Voices of the South hosts the 8th Annual Memphis Children’s Theatre Festival at the McCoy theatre on the Rhodes College campus this Memorial Day weekend. The pay-what-you-can festival features over a dozen different performances, workshops, street performances, and many arts activities.
Voices of the South members Alice Berry, Miranda Fisher, and Corwyn Cullum spoke with Kacky Walton about the event.
When people think of wrestler Sputnik Monroe’s records, they think of his stance against segregation and his wrestling titles. They don’t think of the songs he recorded on vinyl, his literal record. But the man who in the late 1950s desegregated Memphis’ main wrestling auditorium, one of the first things to be desegregated in the city, was also a trailblazer of another sort. In 1959, Monroe became one of the first wrestlers to ever cut a record.
The famed Spanish explorer, Hernando De Soto, the first European to see the Mississippi River, died on May 21, 1542.
De Soto and his men had marched hundreds of miles through much of the Southeast. By the time of his death, De Soto had lost at least 1/3 of his men to disease, malnutrition, and constant warfare with the Native Americans.
After his death, the remaining Spaniards traveled down the Mississippi, made their way to Mexico, and then back home.
Just because somebody tells you that a certain business category is a dying business doesn’t mean it’s gonna die today or tomorrow. People were still making money on Blockbuster stores a decade after the announcement of their demise.
Business categories do, indeed, die. Almost always because of advances in science.
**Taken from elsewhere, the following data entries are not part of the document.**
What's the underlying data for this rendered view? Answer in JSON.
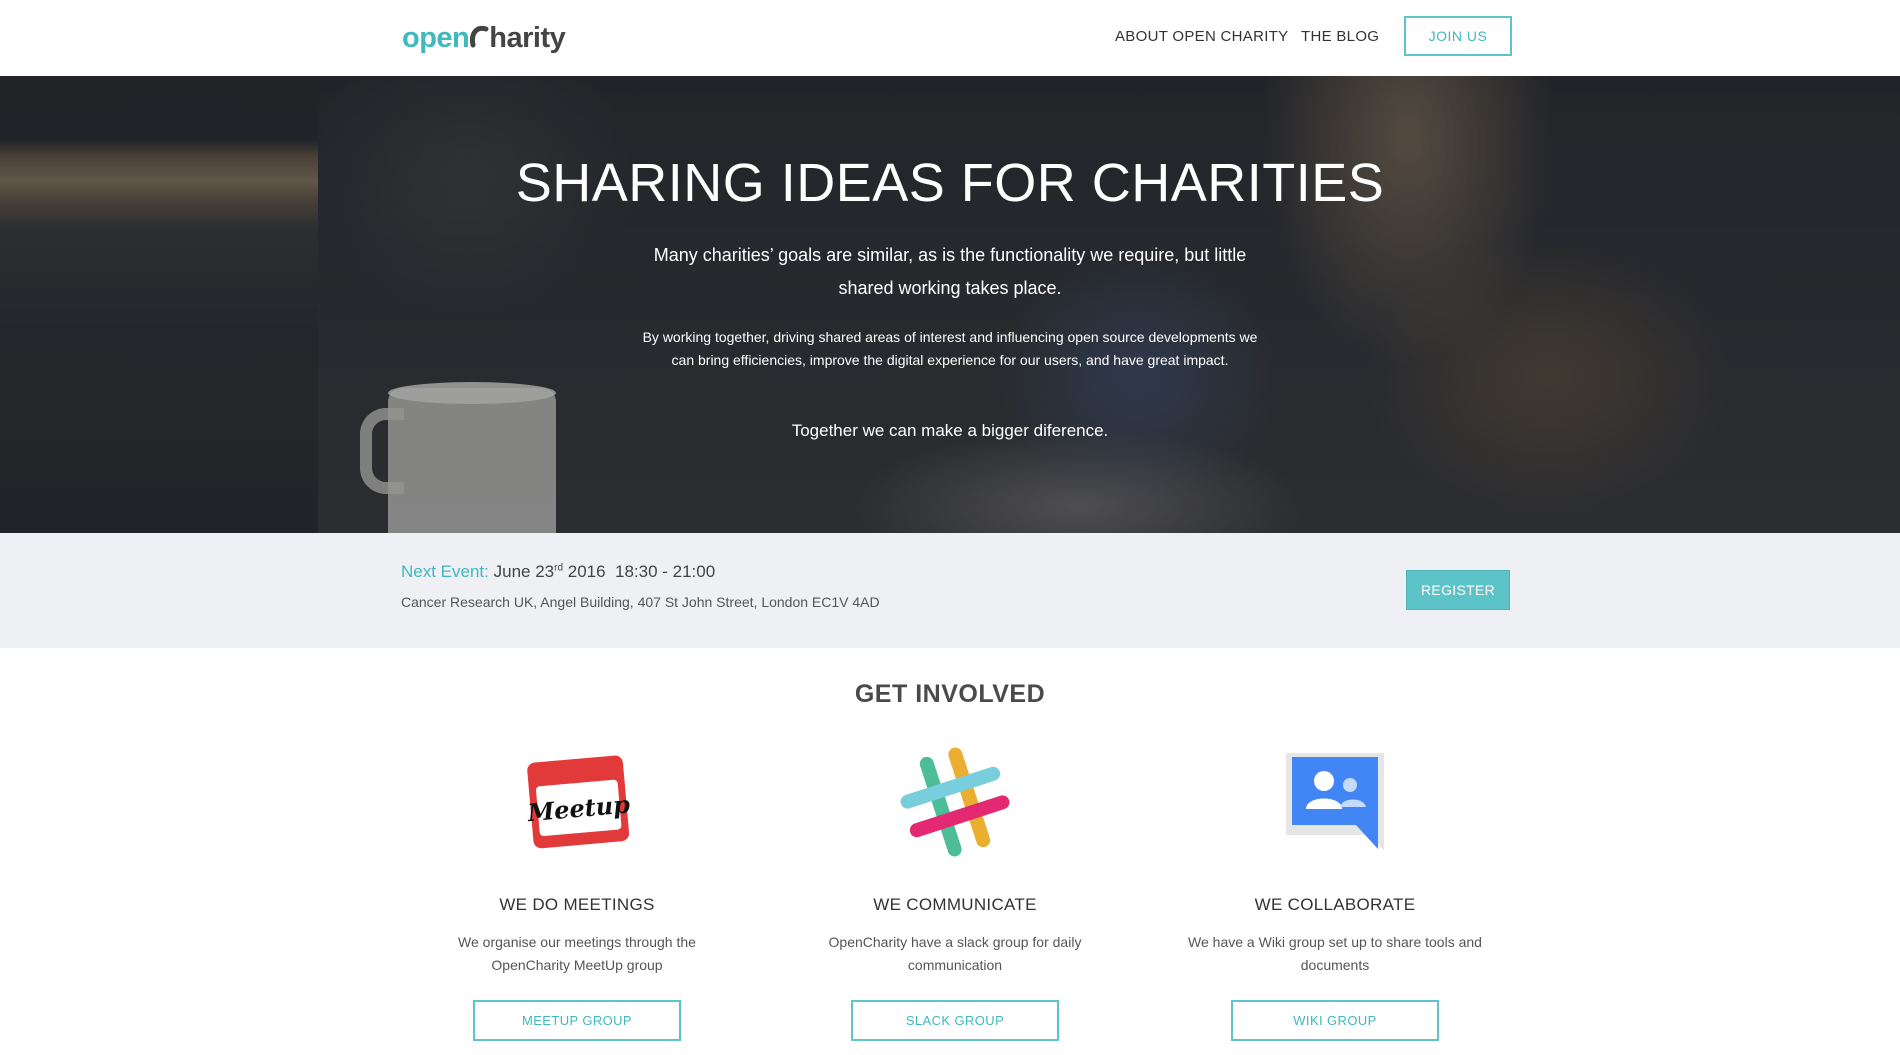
{
  "header": {
    "logo_part1": "open",
    "logo_part2": "harity",
    "nav": {
      "about": "ABOUT OPEN CHARITY",
      "blog": "THE BLOG",
      "join": "JOIN US"
    }
  },
  "hero": {
    "title": "SHARING IDEAS FOR CHARITIES",
    "subtitle": "Many charities’ goals are similar, as is the functionality we require, but little shared working takes place.",
    "body": "By working together, driving shared areas of interest and influencing open source developments we can bring efficiencies, improve the digital experience for our users, and have great impact.",
    "together": "Together we can make a bigger diference."
  },
  "event": {
    "label": "Next Event:",
    "date_day": "June 23",
    "date_suffix": "rd",
    "date_rest": " 2016  18:30 - 21:00",
    "address": "Cancer Research UK, Angel Building, 407 St John Street, London EC1V 4AD",
    "register": "REGISTER"
  },
  "involved": {
    "title": "GET INVOLVED",
    "columns": [
      {
        "icon": "meetup-icon",
        "icon_text": "Meetup",
        "title": "WE DO MEETINGS",
        "desc": "We organise our meetings through the OpenCharity MeetUp group",
        "button": "MEETUP GROUP"
      },
      {
        "icon": "slack-icon",
        "title": "WE COMMUNICATE",
        "desc": "OpenCharity have a slack group for daily communication",
        "button": "SLACK GROUP"
      },
      {
        "icon": "google-groups-icon",
        "title": "WE COLLABORATE",
        "desc": "We have a Wiki group set up to share tools and documents",
        "button": "WIKI GROUP"
      }
    ]
  },
  "colors": {
    "accent": "#3fb8c0",
    "event_bg": "#eff0f3",
    "register_bg": "#5cc3c9",
    "text": "#4a4a4a"
  }
}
Nobody’s making steamships any more.
But some categories that start shrinking aren’t necessarily dying. They’re just getting smaller.
This week on the Behind the Headlines Radio Roundtable, Host Eric Barnes, publisher of the Memphis Daily News, and Bill Dries, Senior Reporter for the Memphis Daily News, discuss Memphis Mayor A.C. Wharton's proposal to a skeptical Memphis City Council for a property tax increase.